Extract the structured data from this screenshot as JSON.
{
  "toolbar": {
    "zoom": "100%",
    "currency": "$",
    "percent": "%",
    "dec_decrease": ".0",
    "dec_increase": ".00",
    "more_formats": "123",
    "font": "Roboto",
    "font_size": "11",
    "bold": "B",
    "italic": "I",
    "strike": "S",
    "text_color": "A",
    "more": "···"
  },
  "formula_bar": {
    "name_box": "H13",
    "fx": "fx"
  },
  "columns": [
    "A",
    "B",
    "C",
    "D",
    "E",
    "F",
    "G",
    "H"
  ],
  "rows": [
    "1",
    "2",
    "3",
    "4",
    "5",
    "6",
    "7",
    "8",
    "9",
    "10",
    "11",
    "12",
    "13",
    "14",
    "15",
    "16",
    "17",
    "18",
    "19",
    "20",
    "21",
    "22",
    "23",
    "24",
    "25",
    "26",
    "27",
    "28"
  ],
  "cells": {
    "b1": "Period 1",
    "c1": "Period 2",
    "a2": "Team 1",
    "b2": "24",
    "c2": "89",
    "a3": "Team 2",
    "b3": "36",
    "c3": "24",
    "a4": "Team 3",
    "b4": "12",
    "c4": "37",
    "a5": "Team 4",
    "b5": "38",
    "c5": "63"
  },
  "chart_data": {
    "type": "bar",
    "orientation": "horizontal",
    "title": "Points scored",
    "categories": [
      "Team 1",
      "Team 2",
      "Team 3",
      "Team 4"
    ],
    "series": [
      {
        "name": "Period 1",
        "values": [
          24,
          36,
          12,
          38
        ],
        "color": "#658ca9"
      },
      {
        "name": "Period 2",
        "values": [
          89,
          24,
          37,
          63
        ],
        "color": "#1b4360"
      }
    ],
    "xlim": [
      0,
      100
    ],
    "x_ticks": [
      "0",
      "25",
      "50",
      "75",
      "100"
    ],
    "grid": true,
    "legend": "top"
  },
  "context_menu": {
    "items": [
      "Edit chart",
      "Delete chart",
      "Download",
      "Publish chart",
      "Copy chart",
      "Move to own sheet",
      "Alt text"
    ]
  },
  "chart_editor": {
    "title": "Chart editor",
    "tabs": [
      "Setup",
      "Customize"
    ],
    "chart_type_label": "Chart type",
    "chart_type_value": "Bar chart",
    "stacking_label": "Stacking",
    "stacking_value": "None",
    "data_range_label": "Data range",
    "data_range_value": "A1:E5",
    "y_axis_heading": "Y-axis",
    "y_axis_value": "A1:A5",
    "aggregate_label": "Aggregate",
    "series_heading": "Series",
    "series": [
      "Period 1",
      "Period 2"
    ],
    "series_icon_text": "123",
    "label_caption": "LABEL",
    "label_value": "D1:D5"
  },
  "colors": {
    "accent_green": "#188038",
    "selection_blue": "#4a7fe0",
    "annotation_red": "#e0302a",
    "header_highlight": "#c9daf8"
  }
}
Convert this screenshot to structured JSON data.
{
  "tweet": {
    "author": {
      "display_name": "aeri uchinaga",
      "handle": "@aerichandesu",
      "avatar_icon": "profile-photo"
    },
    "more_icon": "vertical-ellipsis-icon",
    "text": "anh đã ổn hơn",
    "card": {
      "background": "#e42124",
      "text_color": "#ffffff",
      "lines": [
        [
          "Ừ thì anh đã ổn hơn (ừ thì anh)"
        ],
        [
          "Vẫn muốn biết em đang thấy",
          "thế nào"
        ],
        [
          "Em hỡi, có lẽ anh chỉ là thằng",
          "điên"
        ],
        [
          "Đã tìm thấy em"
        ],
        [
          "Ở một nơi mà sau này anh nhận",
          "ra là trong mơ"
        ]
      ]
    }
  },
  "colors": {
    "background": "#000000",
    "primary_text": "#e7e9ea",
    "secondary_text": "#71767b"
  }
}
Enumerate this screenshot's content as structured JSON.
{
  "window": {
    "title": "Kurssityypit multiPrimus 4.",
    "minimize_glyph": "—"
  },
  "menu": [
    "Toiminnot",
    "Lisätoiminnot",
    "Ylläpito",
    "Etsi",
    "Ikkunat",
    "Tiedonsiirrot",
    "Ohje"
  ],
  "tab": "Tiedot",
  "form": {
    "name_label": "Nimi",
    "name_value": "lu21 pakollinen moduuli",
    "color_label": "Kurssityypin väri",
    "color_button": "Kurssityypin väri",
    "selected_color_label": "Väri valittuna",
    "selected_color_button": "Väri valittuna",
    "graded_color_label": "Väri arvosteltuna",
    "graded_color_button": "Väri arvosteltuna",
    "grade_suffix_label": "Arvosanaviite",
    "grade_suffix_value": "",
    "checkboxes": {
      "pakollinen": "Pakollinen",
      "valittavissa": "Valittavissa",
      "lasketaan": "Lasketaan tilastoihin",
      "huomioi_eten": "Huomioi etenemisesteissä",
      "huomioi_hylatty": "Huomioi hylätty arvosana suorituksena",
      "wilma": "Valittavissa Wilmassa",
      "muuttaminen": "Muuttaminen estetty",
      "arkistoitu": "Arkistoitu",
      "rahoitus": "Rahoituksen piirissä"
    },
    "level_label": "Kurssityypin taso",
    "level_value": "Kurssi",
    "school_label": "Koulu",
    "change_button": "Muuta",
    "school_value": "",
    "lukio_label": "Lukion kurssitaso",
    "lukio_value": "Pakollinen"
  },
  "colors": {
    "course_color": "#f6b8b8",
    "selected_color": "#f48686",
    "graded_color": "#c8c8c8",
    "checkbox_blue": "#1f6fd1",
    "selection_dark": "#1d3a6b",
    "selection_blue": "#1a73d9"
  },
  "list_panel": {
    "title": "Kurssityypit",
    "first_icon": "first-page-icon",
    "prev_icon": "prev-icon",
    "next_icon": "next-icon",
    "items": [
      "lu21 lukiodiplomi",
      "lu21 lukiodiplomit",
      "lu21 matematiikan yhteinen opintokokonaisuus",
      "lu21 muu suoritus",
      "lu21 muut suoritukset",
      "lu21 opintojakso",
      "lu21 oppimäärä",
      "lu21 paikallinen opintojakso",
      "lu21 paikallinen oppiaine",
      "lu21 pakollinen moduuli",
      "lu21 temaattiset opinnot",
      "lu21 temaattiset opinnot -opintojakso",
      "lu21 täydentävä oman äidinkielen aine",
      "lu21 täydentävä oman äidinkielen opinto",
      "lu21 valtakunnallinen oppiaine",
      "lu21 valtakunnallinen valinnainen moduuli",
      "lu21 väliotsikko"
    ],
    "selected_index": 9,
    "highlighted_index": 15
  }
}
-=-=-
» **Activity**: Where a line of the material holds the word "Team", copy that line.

» **Solution to the problem**:
    "a2": "Team 1",
    "a3": "Team 2",
    "a4": "Team 3",
    "a5": "Team 4",
      "Team 1",
      "Team 2",
      "Team 3",
      "Team 4"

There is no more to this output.